A seizure is the clinical manifestation of abnormal electrical activity in the neuronal networks of the cerebral cortex. When multiple local neurons in the brain display excessive electrical activity (a seizure focus), these neurons synchronize together to cause an epileptic seizure. An epileptic seizure can impact just one hemisphere of the brain (focal seizures) or spread to both cerebral hemispheres (generalized seizures). Typically, a dog/cat is defined as having epilepsy when they have at least 2 unprovoked epileptic seizures 24 hours apart.
What causes epileptic seizures?
The term epileptic seizure can be categorized based on suspected etiology (cause):
Idiopathic epilepsy is a disease with a genetic (or suspected genetic) cause. Genetic mutations can cause changes to the structure of neurons on the molecular or physical level, which will predispose them to inappropriately becoming hyperexcited. There are some dog breeds this has been documented in, some in which it is strongly suspected, and some in which we have been unable to find a cause.
Structural/metabolic epilepsy is the manifestation of seizures caused by a known abnormality in the body structure or chemistry. Structural brain lesions include tumors (cancer), inflammatory disease (meningitis), trauma, strokes, hydrocephalus, etc. Metabolic causes refer to chemical changes in the body that predispose to epilepsy including liver disease, hypoglycemia, electrolyte abnormalities, and toxins.
What do seizures look like?
Seizures can cause a diverse range of signs in dogs/cats, just like in humans. Seizures often occur at night when an animal is resting or sleeping. The length of the seizure can range from seconds to minutes. The seizure event may be preceded by a prodrome – a behavior that can warn the owner a seizure is about to happen. This can include restlessness, attention-seeking, aggression, etc. A post-ictal phase can happen after the seizure, lasting from minutes to hours. Dogs in a post-ictal phase can appear blind, confused, restless, or aggressive to their owners and other animals. The ictal phase is defined by physical signs seen during the actual seizure episode:
Focal seizures are characterized by lateralized signs. This can include one-sided facial twitching, blinking, head jerking, hypersalivating (drooling), etc. Dogs and cats with focal seizures will not always lose consciousness.
Generalized seizures are characterized by involvement of the entire body. This includes falling to one side, hypersalivation, unconsciousness, dilated pupils, urination/defecation, and tonic (rigid muscle) or clonic (jerking) movements.
What testing should be done if a dog/cat has seizures?
If your pet has seizures, the pet should be seen by a veterinarian. There are multiple tests that will be recommended to try to figure out the cause.

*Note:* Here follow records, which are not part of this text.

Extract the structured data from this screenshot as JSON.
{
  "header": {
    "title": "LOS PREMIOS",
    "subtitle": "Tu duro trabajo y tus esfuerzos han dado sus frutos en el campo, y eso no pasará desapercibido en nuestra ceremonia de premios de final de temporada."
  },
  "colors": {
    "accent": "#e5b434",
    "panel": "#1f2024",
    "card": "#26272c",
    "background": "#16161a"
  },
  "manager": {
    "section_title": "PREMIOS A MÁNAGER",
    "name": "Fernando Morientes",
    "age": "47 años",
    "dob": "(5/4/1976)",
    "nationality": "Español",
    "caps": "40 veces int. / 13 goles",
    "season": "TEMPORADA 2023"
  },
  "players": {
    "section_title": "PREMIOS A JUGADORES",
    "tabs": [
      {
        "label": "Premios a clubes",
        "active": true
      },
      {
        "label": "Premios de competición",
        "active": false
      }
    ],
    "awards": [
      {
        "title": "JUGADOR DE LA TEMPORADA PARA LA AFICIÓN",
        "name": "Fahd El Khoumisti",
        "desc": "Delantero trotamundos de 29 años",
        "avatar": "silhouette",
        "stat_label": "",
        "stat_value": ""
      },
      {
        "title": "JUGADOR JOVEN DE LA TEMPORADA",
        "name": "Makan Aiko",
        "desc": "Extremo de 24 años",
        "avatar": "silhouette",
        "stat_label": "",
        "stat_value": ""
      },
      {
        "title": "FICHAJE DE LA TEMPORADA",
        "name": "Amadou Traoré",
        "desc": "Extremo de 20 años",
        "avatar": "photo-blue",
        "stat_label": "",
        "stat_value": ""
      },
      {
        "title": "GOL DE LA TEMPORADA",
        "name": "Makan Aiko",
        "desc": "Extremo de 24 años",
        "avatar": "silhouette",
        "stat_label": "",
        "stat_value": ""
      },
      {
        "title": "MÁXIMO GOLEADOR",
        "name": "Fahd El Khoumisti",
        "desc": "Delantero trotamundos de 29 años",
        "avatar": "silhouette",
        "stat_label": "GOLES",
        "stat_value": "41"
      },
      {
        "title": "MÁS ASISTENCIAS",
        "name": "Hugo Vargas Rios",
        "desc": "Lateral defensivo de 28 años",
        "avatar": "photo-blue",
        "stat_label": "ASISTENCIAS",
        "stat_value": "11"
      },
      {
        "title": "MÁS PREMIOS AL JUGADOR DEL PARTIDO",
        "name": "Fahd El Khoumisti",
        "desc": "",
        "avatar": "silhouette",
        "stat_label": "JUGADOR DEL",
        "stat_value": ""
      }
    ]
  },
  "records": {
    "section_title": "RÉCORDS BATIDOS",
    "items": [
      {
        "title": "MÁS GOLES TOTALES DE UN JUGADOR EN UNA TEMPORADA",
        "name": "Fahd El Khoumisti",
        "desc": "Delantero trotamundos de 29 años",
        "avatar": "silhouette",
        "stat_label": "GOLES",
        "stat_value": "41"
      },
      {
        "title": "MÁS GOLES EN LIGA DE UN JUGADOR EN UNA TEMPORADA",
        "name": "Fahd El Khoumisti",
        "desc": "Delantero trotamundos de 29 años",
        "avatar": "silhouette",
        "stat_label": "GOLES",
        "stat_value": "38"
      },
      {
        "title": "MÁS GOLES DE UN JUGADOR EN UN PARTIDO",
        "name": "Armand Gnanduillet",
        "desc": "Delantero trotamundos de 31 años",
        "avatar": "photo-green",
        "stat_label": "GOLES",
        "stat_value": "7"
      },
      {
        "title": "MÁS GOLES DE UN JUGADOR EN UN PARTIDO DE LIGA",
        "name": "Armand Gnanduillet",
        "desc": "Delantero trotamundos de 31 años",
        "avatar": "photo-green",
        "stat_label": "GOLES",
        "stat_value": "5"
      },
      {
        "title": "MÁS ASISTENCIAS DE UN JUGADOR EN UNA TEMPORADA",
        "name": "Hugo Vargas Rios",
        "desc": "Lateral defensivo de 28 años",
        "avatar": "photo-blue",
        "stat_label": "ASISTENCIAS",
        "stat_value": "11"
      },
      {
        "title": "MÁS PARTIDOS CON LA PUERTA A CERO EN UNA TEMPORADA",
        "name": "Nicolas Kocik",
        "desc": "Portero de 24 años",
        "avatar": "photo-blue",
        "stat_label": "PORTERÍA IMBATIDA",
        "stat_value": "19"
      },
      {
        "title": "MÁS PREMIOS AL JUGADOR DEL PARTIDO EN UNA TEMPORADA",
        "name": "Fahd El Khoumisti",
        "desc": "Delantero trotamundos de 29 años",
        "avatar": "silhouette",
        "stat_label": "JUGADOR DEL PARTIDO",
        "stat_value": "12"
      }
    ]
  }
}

The first step is bloodwork (CBC, chemistry, bile acid panel, etc.) and an examination. Bloodwork should be performed to look for the metabolic causes discussed above, as those require specific treatment which will often improve/resolve the seizures. A physical and neurological examination should be performed, especially to assess the cardiovascular and nervous systems, respectively.
If you have ruled out a metabolic cause for seizures, referral to a neurologist can be pursued. A veterinary neurologist focuses on treatment of disease in the brain and spinal cord. They may discuss performing a brain MRI and cerebral spinal fluid (CSF) analysis to rule out structural causes of seizures. Idiopathic epilepsy is a diagnosis of exclusion, therefore in pets with this condition all testing is normal.
What is the treatment for epilepsy?
Starting anti-epileptic medications is recommended if your pet has consistent seizures. It is uncommon for medication to stop seizures from occurring altogether; the goal of therapy is to decrease the number and severity of seizures. Pets on anti-epileptic medications require lifelong bloodwork monitoring. The selection of drugs used will be dependent on multiple factors including your pet’s systemic health, size, and suspected cause of seizures.
Dr. Amanda Landry, DVM
Diplomate, American College of Veterinary Internal Medicine (Neurology)
Portland Veterinary Emergency and Specialty Care